During this 32-minute conversation Dr. Llobrera begins by providing an overview of the SNAP program and its benefits.  He then explains the Trump administration's proposed FY 2021 SNAP budget that would, like the administration's previously proposed budgets, cut SNAP spending by $182 billion over ten years, or by over 25%, he discusses administration regulatory reforms currently being implemented that will cut SNAP by $50 billion and remove approximately 4 million from the program, how or what rationale the administration uses to explain these budget cuts/program changes, the Congress's response to these policies and what the health care industry/health care providers are doing programmatically to address the reality that food is medicine.     

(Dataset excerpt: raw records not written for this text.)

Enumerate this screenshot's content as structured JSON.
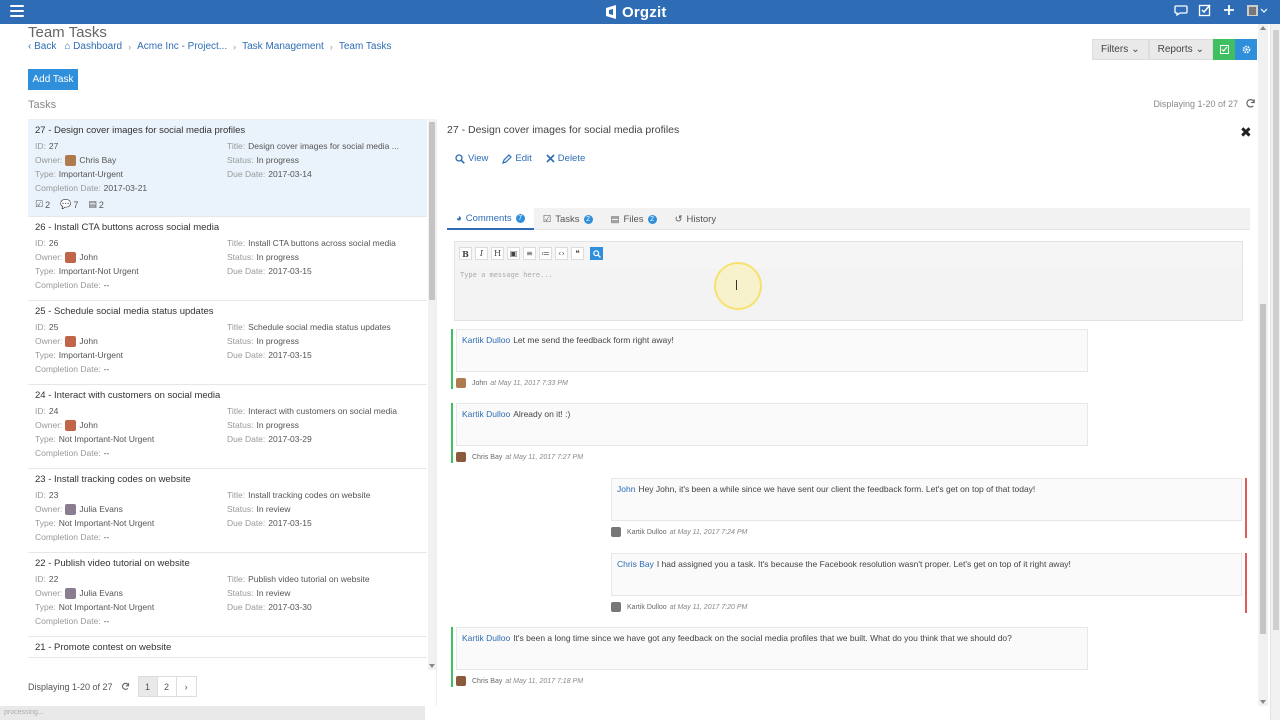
{
  "app": {
    "name": "Orgzit"
  },
  "colors": {
    "topbar": "#2e6db6",
    "accent": "#2f8fdb",
    "green": "#3fbf5f",
    "red": "#e05c5c"
  },
  "header": {
    "title": "Team Tasks",
    "breadcrumb": [
      "Back",
      "Dashboard",
      "Acme Inc - Project...",
      "Task Management",
      "Team Tasks"
    ],
    "filters_label": "Filters",
    "reports_label": "Reports"
  },
  "toolbar": {
    "add_task_label": "Add Task"
  },
  "tasks": {
    "label": "Tasks",
    "displaying": "Displaying 1-20 of 27",
    "items": [
      {
        "heading": "27 - Design cover images for social media profiles",
        "id": "27",
        "owner": "Chris Bay",
        "type": "Important-Urgent",
        "completion": "2017-03-21",
        "title": "Design cover images for social media ...",
        "status": "In progress",
        "due": "2017-03-14",
        "checks": "2",
        "comments": "7",
        "files": "2"
      },
      {
        "heading": "26 - Install CTA buttons across social media",
        "id": "26",
        "owner": "John",
        "type": "Important-Not Urgent",
        "completion": "--",
        "title": "Install CTA buttons across social media",
        "status": "In progress",
        "due": "2017-03-15"
      },
      {
        "heading": "25 - Schedule social media status updates",
        "id": "25",
        "owner": "John",
        "type": "Important-Urgent",
        "completion": "--",
        "title": "Schedule social media status updates",
        "status": "In progress",
        "due": "2017-03-15"
      },
      {
        "heading": "24 - Interact with customers on social media",
        "id": "24",
        "owner": "John",
        "type": "Not Important-Not Urgent",
        "completion": "--",
        "title": "Interact with customers on social media",
        "status": "In progress",
        "due": "2017-03-29"
      },
      {
        "heading": "23 - Install tracking codes on website",
        "id": "23",
        "owner": "Julia Evans",
        "type": "Not Important-Not Urgent",
        "completion": "--",
        "title": "Install tracking codes on website",
        "status": "In review",
        "due": "2017-03-15"
      },
      {
        "heading": "22 - Publish video tutorial on website",
        "id": "22",
        "owner": "Julia Evans",
        "type": "Not Important-Not Urgent",
        "completion": "--",
        "title": "Publish video tutorial on website",
        "status": "In review",
        "due": "2017-03-30"
      },
      {
        "heading": "21 - Promote contest on website"
      }
    ],
    "field_labels": {
      "id": "ID:",
      "owner": "Owner:",
      "type": "Type:",
      "completion": "Completion Date:",
      "title": "Title:",
      "status": "Status:",
      "due": "Due Date:"
    }
  },
  "pager": {
    "displaying": "Displaying 1-20 of 27",
    "pages": [
      "1",
      "2",
      "›"
    ]
  },
  "footer_status": "processing...",
  "detail": {
    "title": "27 - Design cover images for social media profiles",
    "actions": {
      "view": "View",
      "edit": "Edit",
      "delete": "Delete"
    },
    "tabs": [
      {
        "label": "Comments",
        "badge": "7"
      },
      {
        "label": "Tasks",
        "badge": "2"
      },
      {
        "label": "Files",
        "badge": "2"
      },
      {
        "label": "History",
        "badge": ""
      }
    ],
    "editor": {
      "placeholder": "Type a message here...",
      "tools": [
        "B",
        "I",
        "H",
        "▣",
        "≡",
        "≔",
        "‹›",
        "❝"
      ]
    },
    "comments": [
      {
        "side": "left",
        "to": "Kartik Dulloo",
        "text": "Let me send the feedback form right away!",
        "author": "John",
        "when": "at May 11, 2017 7:33 PM"
      },
      {
        "side": "left",
        "to": "Kartik Dulloo",
        "text": "Already on it! :)",
        "author": "Chris Bay",
        "when": "at May 11, 2017 7:27 PM"
      },
      {
        "side": "right",
        "to": "John",
        "text": "Hey John, it's been a while since we have sent our client the feedback form. Let's get on top of that today!",
        "author": "Kartik Dulloo",
        "when": "at May 11, 2017 7:24 PM"
      },
      {
        "side": "right",
        "to": "Chris Bay",
        "text": "I had assigned you a task. It's because the Facebook resolution wasn't proper. Let's get on top of it right away!",
        "author": "Kartik Dulloo",
        "when": "at May 11, 2017 7:20 PM"
      },
      {
        "side": "left",
        "to": "Kartik Dulloo",
        "text": "It's been a long time since we have got any feedback on the social media profiles that we built. What do you think that we should do?",
        "author": "Chris Bay",
        "when": "at May 11, 2017 7:18 PM"
      }
    ]
  }
}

Dr. Joseph Llobrera is the Director of Research for the Food Assistance team at the Center on Budget and Policy Priorities (CBPP).   Previously, Dr. Llobrera served as Research Associate at Joseph-llobrera-500x500the Center between 2002 and 2007.   Before returning to the Center, he served as an Associate Director of Learning and Improvement at Insight Policy Research, providing technical assistance and training to federal, state, and local human service agencies that administer the Supplemental Nutrition Assistance Program and the Temporary Assistance for Needy Families program.  He also also employed as a researcher at IMPAQ International and the Urban Institute, focusing on food assistance policy, workforce development, and health policy.  Dr. Llobrera received his Ph.D. in Nutrition from the Friedman School of Nutrition Science and Policy at Tufts University, his master’s degree from the University of Washington (Seattle), and a bachelor’s degree in Mathematics and Urban Studies from Brown University.

The CBPP's February 18 memo providing an overview of the president's proposed 2021 SNAP budget is at: https://www.cbpp.org/research/food-assistance/presidents-2021-budget-would-cut-food-assistance-for-millions-and-radically

CBPP's November 2019 SNAP Chartbook is at: https://www.cbpp.org/research/food-assistance/chart-book-snap-helps-struggling-families-put-food-on-the-table